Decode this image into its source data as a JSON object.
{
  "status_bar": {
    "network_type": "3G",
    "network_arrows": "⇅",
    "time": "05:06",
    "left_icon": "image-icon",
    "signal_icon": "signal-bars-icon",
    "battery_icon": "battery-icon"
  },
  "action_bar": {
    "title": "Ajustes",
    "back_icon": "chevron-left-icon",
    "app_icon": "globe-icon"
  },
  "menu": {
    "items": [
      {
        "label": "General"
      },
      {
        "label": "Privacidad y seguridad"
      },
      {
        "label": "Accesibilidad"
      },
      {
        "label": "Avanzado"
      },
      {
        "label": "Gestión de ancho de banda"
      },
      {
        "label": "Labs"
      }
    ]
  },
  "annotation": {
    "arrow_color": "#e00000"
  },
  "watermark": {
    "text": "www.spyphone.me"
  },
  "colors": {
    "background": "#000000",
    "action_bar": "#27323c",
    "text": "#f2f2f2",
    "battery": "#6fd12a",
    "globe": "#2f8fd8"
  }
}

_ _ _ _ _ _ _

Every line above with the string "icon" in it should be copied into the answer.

    "left_icon": "image-icon",
    "signal_icon": "signal-bars-icon",
    "battery_icon": "battery-icon"
    "back_icon": "chevron-left-icon",
    "app_icon": "globe-icon"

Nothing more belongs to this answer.